[Excerpts from an interface dataset]
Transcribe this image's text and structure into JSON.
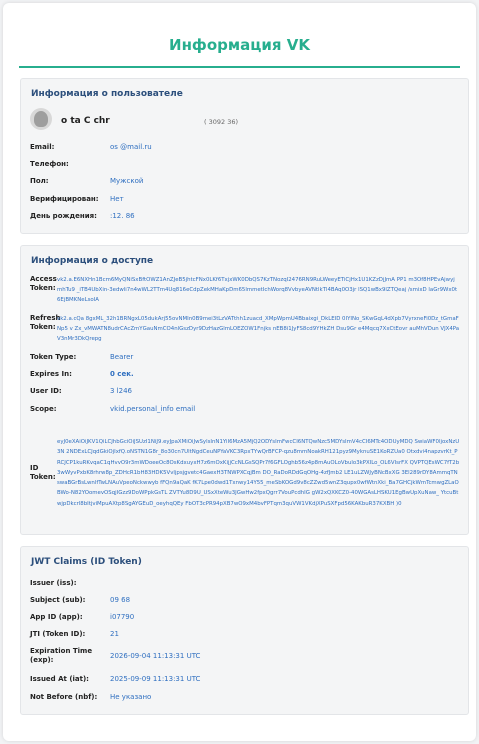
{
  "page": {
    "title": "Информация VK"
  },
  "user_info": {
    "heading": "Информация о пользователе",
    "name": "o      ta      C    chr",
    "id": "(   3092   36)",
    "rows": [
      {
        "label": "Email:",
        "value": "    os      @mail.ru"
      },
      {
        "label": "Телефон:",
        "value": ""
      },
      {
        "label": "Пол:",
        "value": "Мужской"
      },
      {
        "label": "Верифицирован:",
        "value": "Нет"
      },
      {
        "label": "День рождения:",
        "value": "      :12.     86"
      }
    ]
  },
  "access_info": {
    "heading": "Информация о доступе",
    "access_token_label": "Access Token:",
    "access_token": "vk2.a.E6NXHn1Bcm6MyQNiSxBftOWZ1AnZJeB5jhtcFNx0LKf6TxjxWK0DbQS7KzTNozqI2476RN9RuLWeeyETiCjHx1U1KZzDjJmA      PP1      m3Of8HPEvAjwyjmhTu9      _iTB4UbXin-3edwli7n4wWL2TTm4Uq816eCdpZekMHaKpDm65lmmetIchWorq8VvbyeAVNtlkTl4BAq0O3jr      lSQ1wBx9lZTQeaj      /smixD      laGr9Wx0t6EjBMKNeLsoIA",
    "refresh_token_label": "Refresh Token:",
    "refresh_token": "vk2.a.cQa      8gxML_32h1BRNgxL05dukArj55ovNMIn0B9mei3tLzVATthh1zuacd_XMpWpmU4Bbaixgi_DkLEID 0IYINo_SKwGqL4dXpb7VyrxneFi0Dz_tGmaFNp5 v      Zx_vMWATN8udrCAcZmYGauNmCO4nlGszDyr9DzHazGlmLOEZOW1Fnjks nEB8i1JyFS8cd9YHkZH  Dsu9Gr      e4Mqcq7XxCtEovr      auMhVDun      VJX4PaV3nMr3DkQrepg",
    "rows": [
      {
        "label": "Token Type:",
        "value": "Bearer"
      },
      {
        "label": "Expires In:",
        "value": "0 сек."
      },
      {
        "label": "User ID:",
        "value": "3      l246"
      },
      {
        "label": "Scope:",
        "value": "vkid.personal_info email"
      }
    ],
    "id_token_label": "ID Token:",
    "id_token": "eyJ0eXAiOiJKV1QiLCJhbGciOiJSUzI1NiJ9.eyJpaXMiOiJwSylsInN1YiI6MzA5MjQ2ODYsImFwcCI6NTQwNzc5MDYsImV4cCI6MTc4ODUyMDQ      SwiaWF0IjoxNzU3N      2NDExLCJqdGkiOjIxfQ.oNSTN1G8r_8o30cn7UltNgdCeuNPYaVKC3RpxTYwQrBFCP-qzu8mmNoakRH121pyz9MyknuSE1KoRZUa0      Otxdvi4napzvrKt_PRCJCP1kuRKvqaC1qHvvO9r3mWDoeeOc8OsKdxuyxH7z6mOxKijjCcNLGsSQPr7f6GFLOghb56z4p8mAuOLoVbulo3kPXILo_OL6VIsrFX QVPTQEsWC7fT2b3wWyvPxbK8rhrw8p_ZDHcR1bH83HDK5Vvljpsjgvetc4GaexH3TNWPXCqjBm      DO_RaDoRDdGqOHg-4zfJmb2 LE1uLZWJyBNcBxXG 3El289rDY8AmmqTNswaBGrBsLwnlfTwLNAuVpeoNckwwyb fFQn9aQaK      fK7Lpe0dwd1Txnwy14Y55_meSbKOGd9v8cZZwd5wnZ3qupx0wfWtnXki_Ba7GHCjkWmTcmwgZLaOBWo-N82YOomevOSqjIGzz9DoWPpkGsTL ZVTYu8D9U_USxXteWu3JGwHw2fpxQgrr7VouPcdhIG gW2xQXKCZ0-40WGAsLHSKU1EgBwUpXuNaw_ YtcuBtwjpDkcrl8bItjviMpuAXtp8SgAYGEuD_oeyhqQEy FbOT3cPR94pXB7wO9xM4bvFPTqm3quVW1VKdjXPuSXFpd56KAKbuR37KXBH      )0",
    "id_token_row_label": "ID Token:"
  },
  "jwt": {
    "heading": "JWT Claims (ID Token)",
    "rows": [
      {
        "label": "Issuer (iss):",
        "value": ""
      },
      {
        "label": "Subject (sub):",
        "value": "      09      68"
      },
      {
        "label": "App ID (app):",
        "value": "      i07790"
      },
      {
        "label": "JTI (Token ID):",
        "value": "21"
      },
      {
        "label": "Expiration Time (exp):",
        "value": "2026-09-04 11:13:31 UTC"
      },
      {
        "label": "Issued At (iat):",
        "value": "2025-09-09 11:13:31 UTC"
      },
      {
        "label": "Not Before (nbf):",
        "value": "Не указано"
      }
    ]
  },
  "colors": {
    "accent": "#27ae8e",
    "heading": "#2c4f7c",
    "value": "#2f6fc0"
  },
  "icons": {
    "avatar": "user-avatar"
  }
}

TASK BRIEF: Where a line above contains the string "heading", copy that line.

THE COMPLETED TASK:
    "heading": "Информация о пользователе",
    "heading": "Информация о доступе",
    "heading": "JWT Claims (ID Token)",
    "heading": "#2c4f7c",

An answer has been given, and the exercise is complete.